▶ [GOAL OF THE EXERCISE]: When the string "reviews" occurs in a line of the listing below, return that line.

*** Opening DATASET RECORDS ***

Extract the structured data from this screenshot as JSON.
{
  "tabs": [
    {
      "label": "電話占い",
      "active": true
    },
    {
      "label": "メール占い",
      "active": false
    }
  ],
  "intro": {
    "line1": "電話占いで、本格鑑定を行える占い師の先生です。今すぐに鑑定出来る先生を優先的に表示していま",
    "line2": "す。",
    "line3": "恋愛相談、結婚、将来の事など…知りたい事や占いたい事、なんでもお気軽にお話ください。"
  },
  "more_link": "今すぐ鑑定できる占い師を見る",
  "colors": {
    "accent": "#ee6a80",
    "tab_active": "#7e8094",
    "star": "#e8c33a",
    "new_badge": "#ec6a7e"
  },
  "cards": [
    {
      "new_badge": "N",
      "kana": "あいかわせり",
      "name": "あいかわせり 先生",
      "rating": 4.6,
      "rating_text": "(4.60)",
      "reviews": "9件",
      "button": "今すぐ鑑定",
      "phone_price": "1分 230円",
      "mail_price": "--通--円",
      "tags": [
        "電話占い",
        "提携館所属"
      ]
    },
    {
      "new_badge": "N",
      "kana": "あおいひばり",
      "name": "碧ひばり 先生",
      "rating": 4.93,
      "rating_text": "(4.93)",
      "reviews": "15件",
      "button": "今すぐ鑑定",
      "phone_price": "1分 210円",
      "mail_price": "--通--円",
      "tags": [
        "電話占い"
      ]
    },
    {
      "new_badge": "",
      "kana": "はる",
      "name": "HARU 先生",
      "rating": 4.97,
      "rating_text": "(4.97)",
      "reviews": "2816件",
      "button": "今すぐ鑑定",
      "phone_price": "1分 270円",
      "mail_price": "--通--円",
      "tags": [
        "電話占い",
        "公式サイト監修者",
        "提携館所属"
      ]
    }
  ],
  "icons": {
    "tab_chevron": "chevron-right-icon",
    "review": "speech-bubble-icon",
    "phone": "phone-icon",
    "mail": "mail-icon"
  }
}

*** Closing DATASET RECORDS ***

▶ [EXERCISE ANSWER]:
      "reviews": "9件",
      "reviews": "15件",
      "reviews": "2816件",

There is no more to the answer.